With Patrick Calder closing in and Raymond hunkering down, things begin to come to a head when the body of an elderly woman is found in Keats Ward, an isolated unit of the former asylum that had been a bit of a mystery even to those familiar with the place. When another body is soon discovered in the river nearby, the secrets of Blackwater Asylum begin to reveal themselves compounded by the relentless searching of urban explorer Connie Darke, whose sister had died in a mysterious accident in the asylum, and Detective Lew Kirby, whose job it is to figure out this entirely too complicated mess of a mystery.
There's a phrase used in construction called "good bones." "The Bone Jar" has good bones, an intriguing concept of a story set in a compelling setting and with characters who seem worthy of further exploration. Unfortunately, "The Bone Jar" never really fleshes out its story, visualizes the potential of its setting, or gives us characters with whom we become invested.
As "The Bone Jar" appears to be the first in an intended series of books centered around Detective Lew Kirby, the series itself has potential to develop into an intriguing mix of crime thrillers and police procedurals complete with Kirby, a bit of a flawed character with his own bit of baggage to deal with in life and a predictably stale love life.
Again, "good bones."
While "The Bone Jar" is set in the London area, the story itself feels universal despite references to familiar landmarks that clearly set its locale.

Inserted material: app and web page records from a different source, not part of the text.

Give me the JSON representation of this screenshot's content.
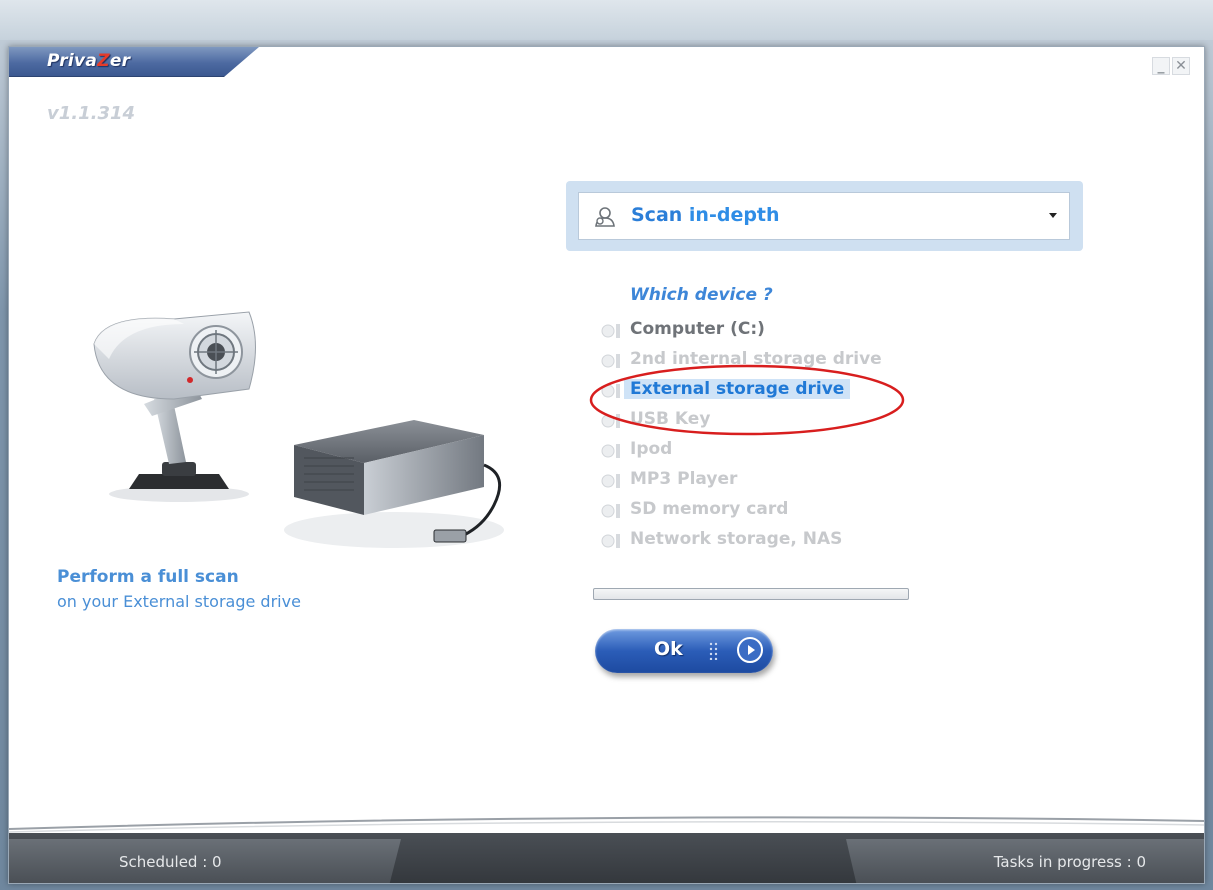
{
  "app": {
    "logo_prefix": "Priva",
    "logo_z": "Z",
    "logo_suffix": "er",
    "version": "v1.1.314"
  },
  "window_controls": {
    "minimize": "_",
    "close": "✕"
  },
  "scan": {
    "mode_prefix": "Scan ",
    "mode_suffix": "in-depth",
    "icon": "user-search-icon"
  },
  "devices": {
    "heading": "Which device ?",
    "items": [
      {
        "label": "Computer  (C:)",
        "state": "active"
      },
      {
        "label": "2nd internal storage drive",
        "state": "disabled"
      },
      {
        "label": "External storage drive",
        "state": "selected"
      },
      {
        "label": "USB Key",
        "state": "disabled"
      },
      {
        "label": "Ipod",
        "state": "disabled"
      },
      {
        "label": "MP3 Player",
        "state": "disabled"
      },
      {
        "label": "SD memory card",
        "state": "disabled"
      },
      {
        "label": "Network storage, NAS",
        "state": "disabled"
      }
    ]
  },
  "caption": {
    "title": "Perform a full scan",
    "subtitle": "on your External storage drive"
  },
  "progress": {
    "value": 0
  },
  "ok_button": {
    "label": "Ok"
  },
  "footer": {
    "scheduled": "Scheduled : 0",
    "tasks": "Tasks in progress : 0"
  },
  "colors": {
    "accent": "#2b7ed8",
    "highlight_ring": "#d81e1e",
    "brand_red": "#e53b2a"
  }
}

"The Bone Jar" is most effective as a police procedural, the jigsaw puzzle of a mystery engagingly put together by Detective Kirby and a partner who is criminally under-utilized. While the mystery itself is rather light, as in I had the story pegged less than a quarter of the way through the novel, the journey to get there is involving and nicely constructed.

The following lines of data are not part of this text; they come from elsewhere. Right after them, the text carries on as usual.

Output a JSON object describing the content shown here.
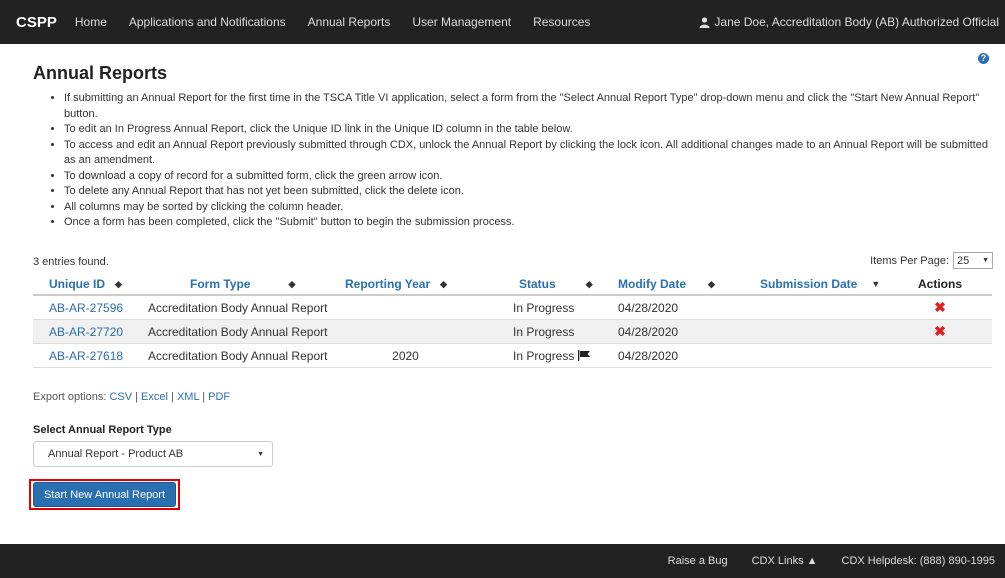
{
  "navbar": {
    "brand": "CSPP",
    "links": [
      "Home",
      "Applications and Notifications",
      "Annual Reports",
      "User Management",
      "Resources"
    ],
    "user": "Jane Doe, Accreditation Body (AB) Authorized Official"
  },
  "page": {
    "title": "Annual Reports",
    "instructions": [
      "If submitting an Annual Report for the first time in the TSCA Title VI application, select a form from the \"Select Annual Report Type\" drop-down menu and click the \"Start New Annual Report\" button.",
      "To edit an In Progress Annual Report, click the Unique ID link in the Unique ID column in the table below.",
      "To access and edit an Annual Report previously submitted through CDX, unlock the Annual Report by clicking the lock icon. All additional changes made to an Annual Report will be submitted as an amendment.",
      "To download a copy of record for a submitted form, click the green arrow icon.",
      "To delete any Annual Report that has not yet been submitted, click the delete icon.",
      "All columns may be sorted by clicking the column header.",
      "Once a form has been completed, click the \"Submit\" button to begin the submission process."
    ]
  },
  "table": {
    "entries_found": "3 entries found.",
    "items_per_page_label": "Items Per Page:",
    "items_per_page_value": "25",
    "headers": {
      "unique_id": "Unique ID",
      "form_type": "Form Type",
      "reporting_year": "Reporting Year",
      "status": "Status",
      "modify_date": "Modify Date",
      "submission_date": "Submission Date",
      "actions": "Actions"
    },
    "rows": [
      {
        "unique_id": "AB-AR-27596",
        "form_type": "Accreditation Body Annual Report",
        "reporting_year": "",
        "status": "In Progress",
        "modify_date": "04/28/2020",
        "submission_date": "",
        "delete": "✖"
      },
      {
        "unique_id": "AB-AR-27720",
        "form_type": "Accreditation Body Annual Report",
        "reporting_year": "",
        "status": "In Progress",
        "modify_date": "04/28/2020",
        "submission_date": "",
        "delete": "✖"
      },
      {
        "unique_id": "AB-AR-27618",
        "form_type": "Accreditation Body Annual Report",
        "reporting_year": "2020",
        "status": "In Progress",
        "modify_date": "04/28/2020",
        "submission_date": "",
        "delete": ""
      }
    ]
  },
  "export": {
    "label": "Export options:",
    "csv": "CSV",
    "excel": "Excel",
    "xml": "XML",
    "pdf": "PDF",
    "separator": "|"
  },
  "form": {
    "select_label": "Select Annual Report Type",
    "select_value": "Annual Report - Product AB",
    "start_button": "Start New Annual Report"
  },
  "footer": {
    "raise_bug": "Raise a Bug",
    "cdx_links": "CDX Links ▲",
    "helpdesk": "CDX Helpdesk: (888) 890-1995"
  },
  "colors": {
    "navbar_bg": "#222222",
    "link": "#2a6fb0",
    "button": "#2a6fb0",
    "delete": "#e02020",
    "highlight": "#e00000"
  }
}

"The Bone Jar" is less effective as an actual crime thriller. While asylum-set mysteries and horrors are a dime a dozen these days, "The Bone Jar" never really immerses the reader inside the world of Blackwater Asylum and in the tensions lying underneath the seemingly above-water deals and beneath the surface secrets and deceptions. Multiple characters have their own secrets, a fact we know because the characters usually say it as an aside. It's a weird approach that lessens the mystery and seems to not trust the reader to actually get it.
Feeling like the introduction to a world that it actually is, "The Bone Jar" is a decent enough read even if it falls short of being the incredibly engaging, dark, and mysterious crime thriller that you want it to be. Yet, there's something promising here and given the marketing push the book is receiving it's likely that enough readers will become introduced to the world that many will go along for the ride and eagerly anticipate Kane's next Detective Kirby adventure. Here's hoping that the next adventure further immerses us in its world and into the lives of characters who feel paper-thin here and lacking in the valued relationships that would give them more substantial meaning.
As noted, "The Bone Jar" is a Thomas & Mercer release scheduled to arrive on July 1st.
Richard Propes is an award-winning writer/activist/minister who has traveled over 6,000 miles by wheelchair over the past 30 years raising hundreds of thousands of dollars for children's organizations on his acclaimed Tenderness Tour events. Author of "The Hallelujah Life," Richard is the founder/publisher of TheIndependentCritic.com and has been the recipient of numerous awards for his activism including Indiana's Sagamore of the Wabash, Kentucky's Order of Kentucky Colonels, and Prevent Child Abuse America's highest honor, the Donna J. Stone Award. Richard is a member of the Indiana Film Journalists Association.